[Website and app data records]
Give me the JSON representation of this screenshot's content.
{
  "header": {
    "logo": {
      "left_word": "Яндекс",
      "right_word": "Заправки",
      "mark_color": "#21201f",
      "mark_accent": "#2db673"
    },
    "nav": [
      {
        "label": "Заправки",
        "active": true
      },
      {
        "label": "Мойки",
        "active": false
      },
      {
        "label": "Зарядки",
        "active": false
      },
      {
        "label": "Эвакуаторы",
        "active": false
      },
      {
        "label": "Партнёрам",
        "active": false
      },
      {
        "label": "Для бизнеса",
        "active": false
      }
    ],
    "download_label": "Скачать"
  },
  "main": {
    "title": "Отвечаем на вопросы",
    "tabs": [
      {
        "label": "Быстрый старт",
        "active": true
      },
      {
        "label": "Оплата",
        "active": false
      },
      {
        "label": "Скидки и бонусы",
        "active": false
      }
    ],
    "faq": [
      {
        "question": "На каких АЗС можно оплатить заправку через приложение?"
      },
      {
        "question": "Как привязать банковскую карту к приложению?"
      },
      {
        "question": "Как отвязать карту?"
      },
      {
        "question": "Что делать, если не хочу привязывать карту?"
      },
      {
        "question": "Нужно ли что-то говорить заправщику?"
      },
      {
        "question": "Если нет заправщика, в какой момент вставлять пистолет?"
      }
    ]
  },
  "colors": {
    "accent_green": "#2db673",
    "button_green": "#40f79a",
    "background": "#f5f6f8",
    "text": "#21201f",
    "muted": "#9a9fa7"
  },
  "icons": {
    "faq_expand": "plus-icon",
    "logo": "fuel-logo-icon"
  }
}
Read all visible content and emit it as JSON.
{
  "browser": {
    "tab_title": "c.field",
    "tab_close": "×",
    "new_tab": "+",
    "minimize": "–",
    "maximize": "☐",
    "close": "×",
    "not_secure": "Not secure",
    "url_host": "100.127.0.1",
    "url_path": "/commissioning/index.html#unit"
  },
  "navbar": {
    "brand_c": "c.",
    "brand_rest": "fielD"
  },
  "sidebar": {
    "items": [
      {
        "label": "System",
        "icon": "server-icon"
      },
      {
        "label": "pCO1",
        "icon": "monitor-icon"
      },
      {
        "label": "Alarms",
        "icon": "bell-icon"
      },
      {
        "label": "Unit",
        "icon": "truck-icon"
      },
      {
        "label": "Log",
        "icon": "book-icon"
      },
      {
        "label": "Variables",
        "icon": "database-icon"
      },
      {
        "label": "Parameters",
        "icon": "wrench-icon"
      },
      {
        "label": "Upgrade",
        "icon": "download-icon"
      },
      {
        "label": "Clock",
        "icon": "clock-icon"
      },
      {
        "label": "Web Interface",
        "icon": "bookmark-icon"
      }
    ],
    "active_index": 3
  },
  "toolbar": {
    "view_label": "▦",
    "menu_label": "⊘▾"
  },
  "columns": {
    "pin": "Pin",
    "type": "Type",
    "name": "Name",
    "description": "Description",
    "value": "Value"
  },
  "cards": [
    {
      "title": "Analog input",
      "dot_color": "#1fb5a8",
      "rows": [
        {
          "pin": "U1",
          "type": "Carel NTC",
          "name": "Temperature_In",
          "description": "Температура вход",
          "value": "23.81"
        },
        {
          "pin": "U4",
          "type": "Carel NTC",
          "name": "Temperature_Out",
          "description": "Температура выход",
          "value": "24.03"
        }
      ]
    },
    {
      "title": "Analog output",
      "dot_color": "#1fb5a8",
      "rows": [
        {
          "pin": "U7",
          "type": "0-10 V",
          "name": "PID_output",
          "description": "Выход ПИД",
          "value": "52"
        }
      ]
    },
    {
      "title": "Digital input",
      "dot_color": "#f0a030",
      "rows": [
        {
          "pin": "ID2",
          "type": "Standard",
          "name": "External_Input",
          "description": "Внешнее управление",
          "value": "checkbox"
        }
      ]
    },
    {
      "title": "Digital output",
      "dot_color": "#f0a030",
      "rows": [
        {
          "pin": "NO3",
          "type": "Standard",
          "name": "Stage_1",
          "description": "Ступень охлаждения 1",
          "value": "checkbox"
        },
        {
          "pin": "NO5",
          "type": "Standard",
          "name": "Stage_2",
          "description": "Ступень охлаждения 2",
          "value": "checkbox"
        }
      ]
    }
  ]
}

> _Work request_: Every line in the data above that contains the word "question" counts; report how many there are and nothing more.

> _Output of the exercise_: 6